▸ Entries shown:
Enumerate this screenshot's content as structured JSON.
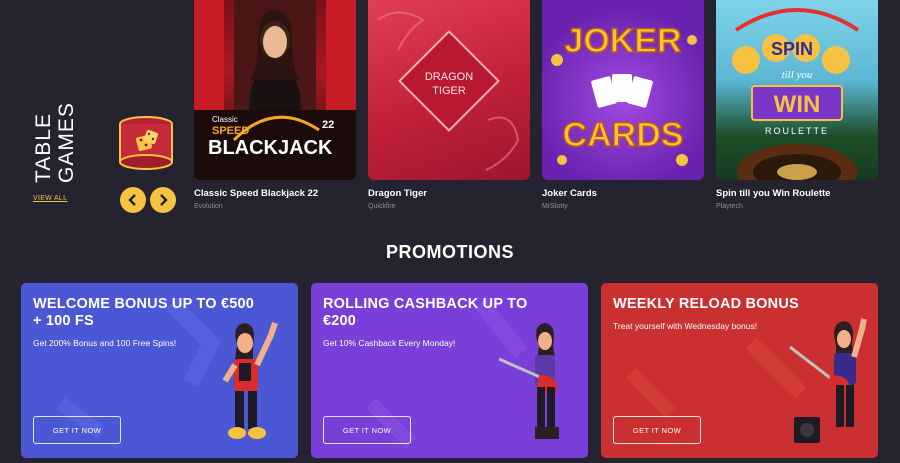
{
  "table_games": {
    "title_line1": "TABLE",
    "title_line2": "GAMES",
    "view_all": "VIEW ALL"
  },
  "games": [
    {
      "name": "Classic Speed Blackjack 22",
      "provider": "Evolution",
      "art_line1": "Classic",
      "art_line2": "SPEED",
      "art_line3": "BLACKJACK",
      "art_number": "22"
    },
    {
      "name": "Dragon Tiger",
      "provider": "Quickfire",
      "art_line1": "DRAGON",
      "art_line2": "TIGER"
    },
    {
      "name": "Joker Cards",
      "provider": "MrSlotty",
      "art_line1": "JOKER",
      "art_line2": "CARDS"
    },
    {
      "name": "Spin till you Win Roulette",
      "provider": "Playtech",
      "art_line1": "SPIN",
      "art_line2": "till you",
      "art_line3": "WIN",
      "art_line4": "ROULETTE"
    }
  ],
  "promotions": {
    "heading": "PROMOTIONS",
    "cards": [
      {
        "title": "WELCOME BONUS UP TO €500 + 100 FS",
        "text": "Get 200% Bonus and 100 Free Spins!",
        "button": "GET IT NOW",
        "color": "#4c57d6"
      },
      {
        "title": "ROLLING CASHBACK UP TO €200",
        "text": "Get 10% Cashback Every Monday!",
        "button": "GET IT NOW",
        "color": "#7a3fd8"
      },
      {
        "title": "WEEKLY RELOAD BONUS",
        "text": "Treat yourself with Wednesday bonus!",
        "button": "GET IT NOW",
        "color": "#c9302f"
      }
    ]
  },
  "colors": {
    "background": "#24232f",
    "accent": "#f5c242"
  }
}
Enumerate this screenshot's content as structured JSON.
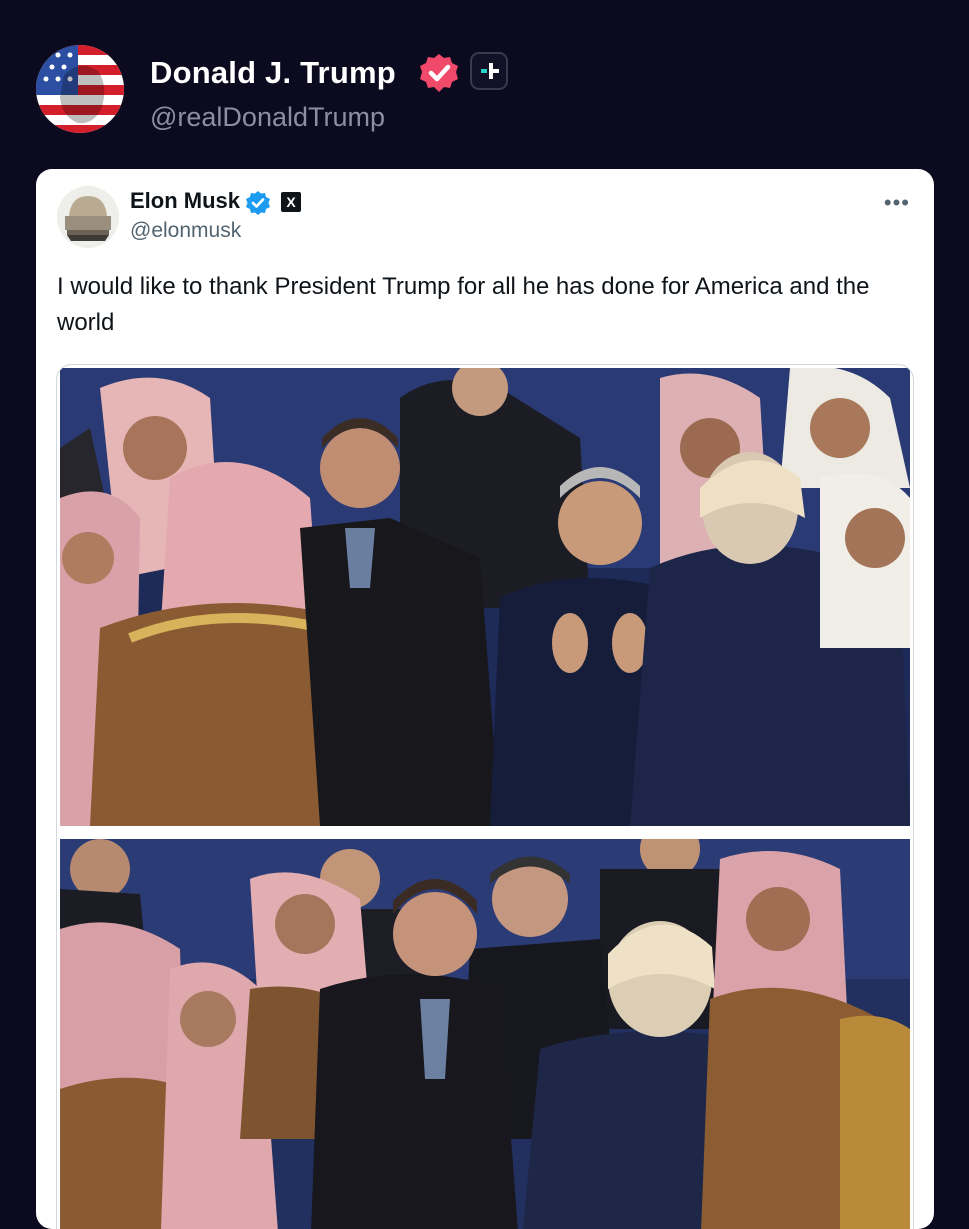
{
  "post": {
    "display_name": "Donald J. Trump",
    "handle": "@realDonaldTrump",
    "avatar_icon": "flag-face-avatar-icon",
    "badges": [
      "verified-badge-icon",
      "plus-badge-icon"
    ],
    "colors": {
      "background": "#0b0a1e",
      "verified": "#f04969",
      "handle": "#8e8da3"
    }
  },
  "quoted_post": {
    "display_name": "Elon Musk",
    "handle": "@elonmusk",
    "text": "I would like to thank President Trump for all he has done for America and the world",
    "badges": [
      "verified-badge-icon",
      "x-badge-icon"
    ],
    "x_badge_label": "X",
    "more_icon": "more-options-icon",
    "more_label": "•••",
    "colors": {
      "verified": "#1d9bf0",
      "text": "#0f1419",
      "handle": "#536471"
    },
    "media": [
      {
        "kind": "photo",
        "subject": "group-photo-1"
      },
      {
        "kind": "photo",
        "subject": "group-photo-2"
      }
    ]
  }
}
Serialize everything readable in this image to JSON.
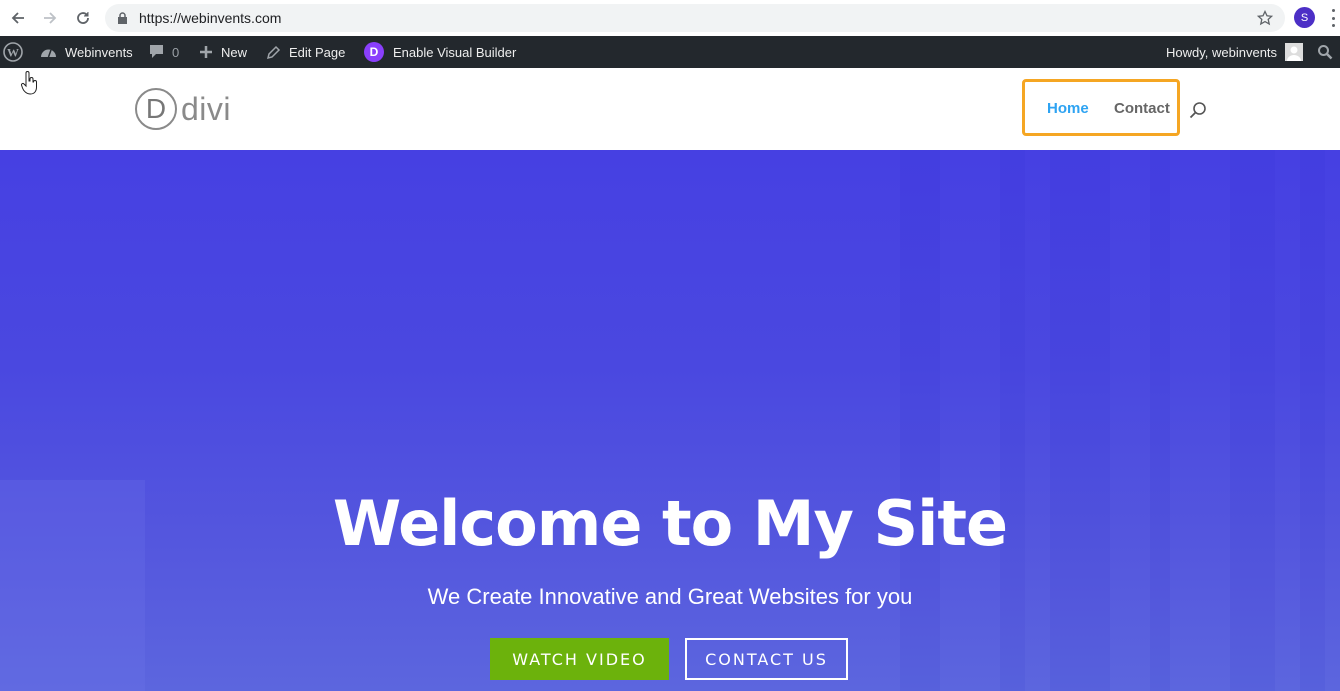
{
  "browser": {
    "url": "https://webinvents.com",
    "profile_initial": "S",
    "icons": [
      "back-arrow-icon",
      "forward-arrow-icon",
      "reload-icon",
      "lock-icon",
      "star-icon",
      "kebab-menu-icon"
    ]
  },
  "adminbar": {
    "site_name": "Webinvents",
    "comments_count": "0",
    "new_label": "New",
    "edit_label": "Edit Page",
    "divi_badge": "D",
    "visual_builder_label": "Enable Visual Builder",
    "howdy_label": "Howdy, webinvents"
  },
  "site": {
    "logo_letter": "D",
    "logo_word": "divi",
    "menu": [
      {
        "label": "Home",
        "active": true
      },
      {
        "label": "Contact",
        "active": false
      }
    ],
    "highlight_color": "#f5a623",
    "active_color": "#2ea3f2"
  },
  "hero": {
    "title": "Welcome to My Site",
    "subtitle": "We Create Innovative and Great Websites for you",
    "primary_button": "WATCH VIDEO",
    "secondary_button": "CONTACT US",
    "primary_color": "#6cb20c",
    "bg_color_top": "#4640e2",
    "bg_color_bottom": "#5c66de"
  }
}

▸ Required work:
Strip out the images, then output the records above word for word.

▸ Output for this exercise:
Enumerate this screenshot's content as structured JSON.
{
  "table_games": {
    "title_line1": "TABLE",
    "title_line2": "GAMES",
    "view_all": "VIEW ALL"
  },
  "games": [
    {
      "name": "Classic Speed Blackjack 22",
      "provider": "Evolution",
      "art_line1": "Classic",
      "art_line2": "SPEED",
      "art_line3": "BLACKJACK",
      "art_number": "22"
    },
    {
      "name": "Dragon Tiger",
      "provider": "Quickfire",
      "art_line1": "DRAGON",
      "art_line2": "TIGER"
    },
    {
      "name": "Joker Cards",
      "provider": "MrSlotty",
      "art_line1": "JOKER",
      "art_line2": "CARDS"
    },
    {
      "name": "Spin till you Win Roulette",
      "provider": "Playtech",
      "art_line1": "SPIN",
      "art_line2": "till you",
      "art_line3": "WIN",
      "art_line4": "ROULETTE"
    }
  ],
  "promotions": {
    "heading": "PROMOTIONS",
    "cards": [
      {
        "title": "WELCOME BONUS UP TO €500 + 100 FS",
        "text": "Get 200% Bonus and 100 Free Spins!",
        "button": "GET IT NOW",
        "color": "#4c57d6"
      },
      {
        "title": "ROLLING CASHBACK UP TO €200",
        "text": "Get 10% Cashback Every Monday!",
        "button": "GET IT NOW",
        "color": "#7a3fd8"
      },
      {
        "title": "WEEKLY RELOAD BONUS",
        "text": "Treat yourself with Wednesday bonus!",
        "button": "GET IT NOW",
        "color": "#c9302f"
      }
    ]
  },
  "colors": {
    "background": "#24232f",
    "accent": "#f5c242"
  }
}
Enumerate this screenshot's content as structured JSON.
{
  "post": {
    "display_name": "Donald J. Trump",
    "handle": "@realDonaldTrump",
    "avatar_icon": "flag-face-avatar-icon",
    "badges": [
      "verified-badge-icon",
      "plus-badge-icon"
    ],
    "colors": {
      "background": "#0b0a1e",
      "verified": "#f04969",
      "handle": "#8e8da3"
    }
  },
  "quoted_post": {
    "display_name": "Elon Musk",
    "handle": "@elonmusk",
    "text": "I would like to thank President Trump for all he has done for America and the world",
    "badges": [
      "verified-badge-icon",
      "x-badge-icon"
    ],
    "x_badge_label": "X",
    "more_icon": "more-options-icon",
    "more_label": "•••",
    "colors": {
      "verified": "#1d9bf0",
      "text": "#0f1419",
      "handle": "#536471"
    },
    "media": [
      {
        "kind": "photo",
        "subject": "group-photo-1"
      },
      {
        "kind": "photo",
        "subject": "group-photo-2"
      }
    ]
  }
}
Serialize everything readable in this image to JSON.
{
  "browser": {
    "url": "https://webinvents.com",
    "profile_initial": "S",
    "icons": [
      "back-arrow-icon",
      "forward-arrow-icon",
      "reload-icon",
      "lock-icon",
      "star-icon",
      "kebab-menu-icon"
    ]
  },
  "adminbar": {
    "site_name": "Webinvents",
    "comments_count": "0",
    "new_label": "New",
    "edit_label": "Edit Page",
    "divi_badge": "D",
    "visual_builder_label": "Enable Visual Builder",
    "howdy_label": "Howdy, webinvents"
  },
  "site": {
    "logo_letter": "D",
    "logo_word": "divi",
    "menu": [
      {
        "label": "Home",
        "active": true
      },
      {
        "label": "Contact",
        "active": false
      }
    ],
    "highlight_color": "#f5a623",
    "active_color": "#2ea3f2"
  },
  "hero": {
    "title": "Welcome to My Site",
    "subtitle": "We Create Innovative and Great Websites for you",
    "primary_button": "WATCH VIDEO",
    "secondary_button": "CONTACT US",
    "primary_color": "#6cb20c",
    "bg_color_top": "#4640e2",
    "bg_color_bottom": "#5c66de"
  }
}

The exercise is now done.